After reviewing the record, the ALJ determined that plaintiff has the residual functional capacity ("RFC") to perform less than a full range of light work as defined in 20 C.F.R. §§ 404.1567(b) and 416.967(b). Specifically, the ALJ found that:
[plaintiff] can stand and/or walk for 4 to 6 hours in an 8-hour workday, for one hour at a time without the use of a cane; he can occasionally stoop or bend; he has no sitting limitations; he can not climb, balance, or work at heights; he can occasionally to frequently push and pull with his left arm; he would have slight difficulty operating hand controls and using tools with his left hand; he can do frequent simple gripping and fine coordinated movements with his left hand and fingers; he has unrestricted use of the right upper extremity; he can lift and/or carry 15 pounds frequently and 30 pounds occasionally; he can do simple tasks in a non-public work setting, with occasional contact with supervisors and co-workers; and he may miss work 1-2 times per month.

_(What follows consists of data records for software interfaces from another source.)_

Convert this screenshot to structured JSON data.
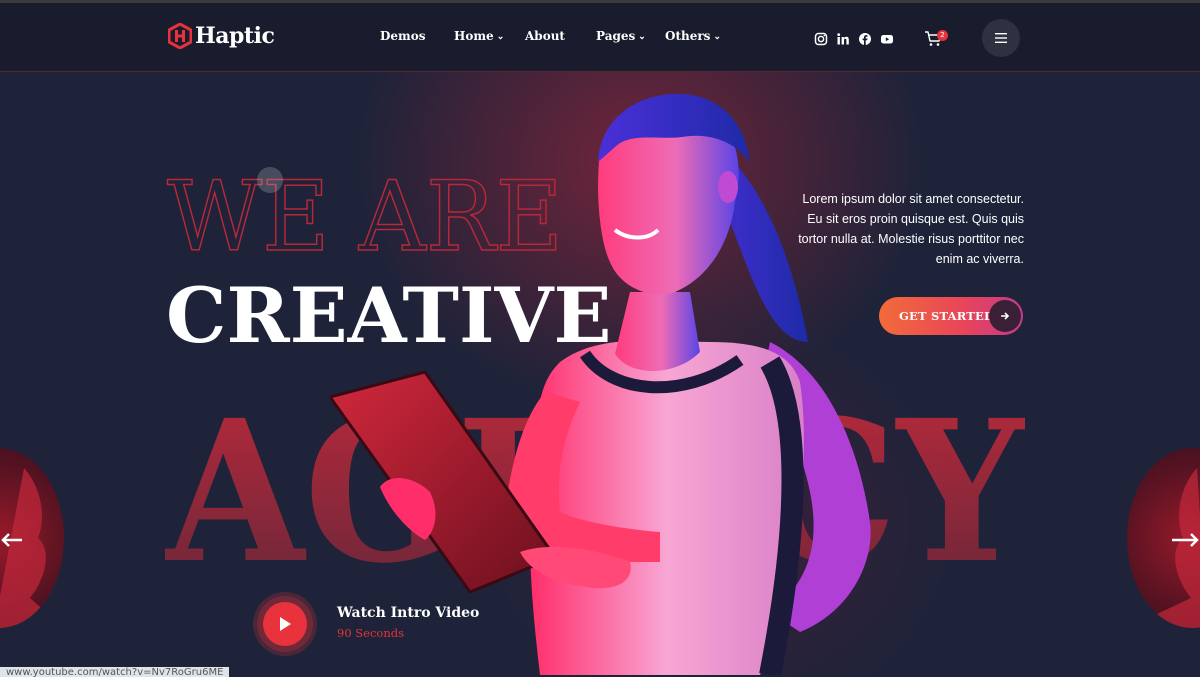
{
  "brand": {
    "name": "Haptic",
    "accent": "#e8323c"
  },
  "nav": {
    "items": [
      {
        "label": "Demos",
        "dropdown": false
      },
      {
        "label": "Home",
        "dropdown": true
      },
      {
        "label": "About",
        "dropdown": false
      },
      {
        "label": "Pages",
        "dropdown": true
      },
      {
        "label": "Others",
        "dropdown": true
      }
    ]
  },
  "social_icons": [
    "instagram-icon",
    "linkedin-icon",
    "facebook-icon",
    "youtube-icon"
  ],
  "cart": {
    "count": "2"
  },
  "hero": {
    "line1": "WE ARE",
    "line2": "CREATIVE",
    "line3": "AGENCY",
    "description": "Lorem ipsum dolor sit amet consectetur. Eu sit eros proin quisque est. Quis quis tortor nulla at. Molestie risus porttitor nec enim ac viverra.",
    "cta_label": "GET STARTED",
    "video_title": "Watch Intro Video",
    "video_subtitle": "90 Seconds"
  },
  "status_bar": {
    "url": "www.youtube.com/watch?v=Nv7RoGru6ME"
  }
}
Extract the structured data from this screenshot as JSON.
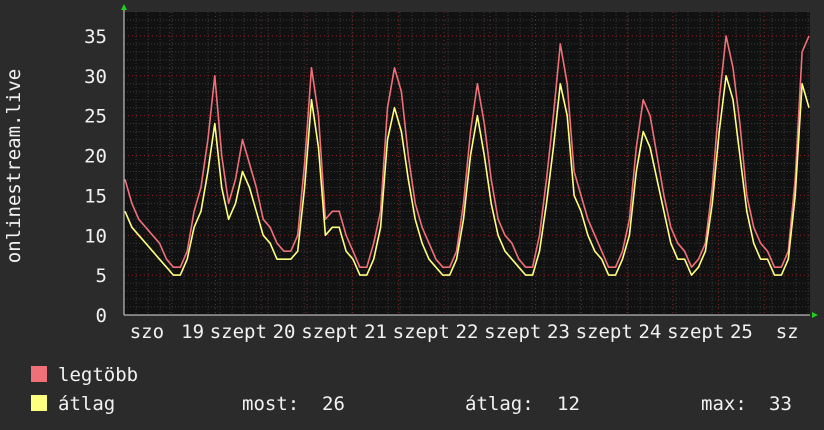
{
  "chart_data": {
    "type": "line",
    "ylabel": "onlinestream.live",
    "ylim": [
      0,
      38
    ],
    "yticks": [
      0,
      5,
      10,
      15,
      20,
      25,
      30,
      35
    ],
    "grid": true,
    "x_tick_labels": [
      "szo",
      "19",
      "szept",
      "20",
      "szept",
      "21",
      "szept",
      "22",
      "szept",
      "23",
      "szept",
      "24",
      "szept",
      "25",
      "sz"
    ],
    "series": [
      {
        "name": "legtöbb",
        "color": "#f0707a",
        "values": [
          17,
          14,
          12,
          11,
          10,
          9,
          7,
          6,
          6,
          8,
          13,
          16,
          22,
          30,
          20,
          14,
          17,
          22,
          19,
          16,
          12,
          11,
          9,
          8,
          8,
          10,
          19,
          31,
          25,
          12,
          13,
          13,
          10,
          8,
          6,
          6,
          9,
          13,
          26,
          31,
          28,
          20,
          14,
          11,
          9,
          7,
          6,
          6,
          8,
          14,
          23,
          29,
          24,
          17,
          12,
          10,
          9,
          7,
          6,
          6,
          10,
          17,
          25,
          34,
          29,
          18,
          15,
          12,
          10,
          8,
          6,
          6,
          8,
          12,
          21,
          27,
          25,
          20,
          15,
          11,
          9,
          8,
          6,
          7,
          9,
          16,
          27,
          35,
          31,
          24,
          15,
          11,
          9,
          8,
          6,
          6,
          8,
          17,
          33,
          35
        ]
      },
      {
        "name": "átlag",
        "color": "#ffff80",
        "values": [
          13,
          11,
          10,
          9,
          8,
          7,
          6,
          5,
          5,
          7,
          11,
          13,
          18,
          24,
          16,
          12,
          14,
          18,
          16,
          13,
          10,
          9,
          7,
          7,
          7,
          8,
          16,
          27,
          21,
          10,
          11,
          11,
          8,
          7,
          5,
          5,
          7,
          11,
          22,
          26,
          23,
          17,
          12,
          9,
          7,
          6,
          5,
          5,
          7,
          12,
          20,
          25,
          20,
          14,
          10,
          8,
          7,
          6,
          5,
          5,
          8,
          14,
          21,
          29,
          25,
          15,
          13,
          10,
          8,
          7,
          5,
          5,
          7,
          10,
          18,
          23,
          21,
          17,
          13,
          9,
          7,
          7,
          5,
          6,
          8,
          14,
          23,
          30,
          27,
          20,
          13,
          9,
          7,
          7,
          5,
          5,
          7,
          15,
          29,
          26
        ]
      }
    ],
    "legend": {
      "placement": "bottom-left",
      "items": [
        "legtöbb",
        "átlag"
      ]
    },
    "stats": {
      "most_label": "most:",
      "most_value": "26",
      "avg_label": "átlag:",
      "avg_value": "12",
      "max_label": "max:",
      "max_value": "33"
    },
    "colors": {
      "background": "#2b2b2b",
      "plot_background": "#111111",
      "grid_minor": "#3a3a3a",
      "grid_major": "#8b2020",
      "axis_arrow": "#22cc22",
      "text": "#f2f2f2"
    }
  }
}
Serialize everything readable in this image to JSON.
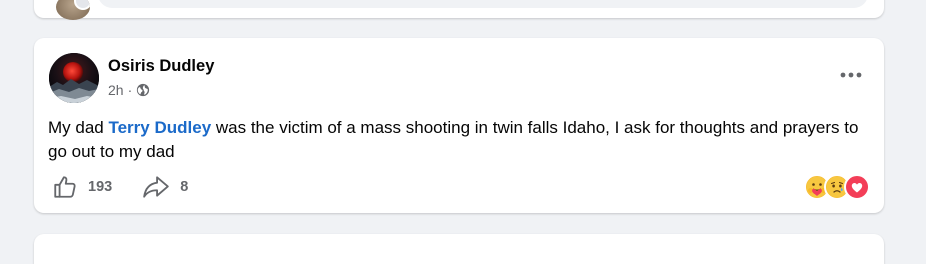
{
  "post": {
    "author": "Osiris Dudley",
    "time": "2h",
    "separator": "·",
    "text_before": "My dad ",
    "mention": "Terry Dudley",
    "text_after": " was the victim of a mass shooting in twin falls Idaho, I ask for thoughts and prayers to go out to my dad",
    "likes": "193",
    "shares": "8"
  },
  "icons": {
    "globe": "globe-icon",
    "more": "more-options-icon",
    "like": "like-thumb-icon",
    "share": "share-arrow-icon",
    "reactions": [
      "care-reaction-icon",
      "sad-reaction-icon",
      "love-reaction-icon"
    ]
  },
  "colors": {
    "mention": "#1b6ac9",
    "love": "#f33e58",
    "secondary_text": "#65676b",
    "background": "#f0f2f5"
  }
}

The ALJ concluded that plaintiff was capable of performing his PRW as a security guard. (A.R. 17.) The ALJ determined that plaintiff's PRW, as generally performed, does not require the performance of work-related activities precluded by plaintiff's RFC. (Id.) In making this finding, the ALJ relied on the testimony of the vocational expert. (Id.) The ALJ also noted that his finding was supported by the testimony of medical expert Dr. Kania. (Id.) Accordingly, the ALJ concluded that plaintiff has not been under a disability within the meaning of the Social Security Act from December 20, 2004, the alleged disability onset date, through the date of his decision. (A.R. 9, 17-18.)
Under 42 U.S.C. § 405(g), this Court reviews the Commissioner's decision to determine whether it is free from legal error and supported by substantial evidence in the record as a whole. Orn v. Astrue, 495 F.3d 625, 630 (9th Cir. 2007). Substantial evidence is "'such relevant evidence as a reasonable mind might accept as adequate to support a conclusion.'" Id. (citation omitted). The "evidence must be more than a mere scintilla but not necessarily a preponderance." Connett v. Barnhart, 340 F.3d 871, 873 (9th Cir. 2003). "While inferences from the record can constitute substantial evidence, only those 'reasonably drawn from the record' will suffice." Widmark v. Barnhart, 454 F.3d 1063, 1066 (9th Cir. 2006)(citation omitted).
Although this Court cannot substitute its discretion for that of the Commissioner, the Court nonetheless must review the record as a whole, "weighing both the evidence that supports and the evidence that detracts from the [Commissioner's] conclusion." Desrosiers v. Sec'y of Health and Hum. Servs., 846 F.2d 573, 576 (9th Cir. 1988); see also Jones v. Heckler, 760 F.2d 993, 995 (9th Cir. 1985). "The ALJ is responsible for determining credibility, resolving conflicts in medical testimony, and for resolving ambiguities." Andrews v. Shalala, 53 F.3d 1035, 1039 (9th Cir. 1995).
The Court will uphold the Commissioner's decision when the evidence is susceptible to more than one rational interpretation. Burch v. Barnhart, 400 F.3d 676, 679 (9th Cir. 2005). However, the Court may review only the reasons stated by the ALJ in his decision "and may not affirm the ALJ on a ground upon which he did not rely." Orn, 495 F.3d at 630; see also Connett, 340 F.3d at 874. The Court will not reverse the Commissioner's decision if it is based on harmless error, which exists only when it is "clear from the record that an ALJ's error was 'inconsequential to the ultimate non-disability determination.'" ...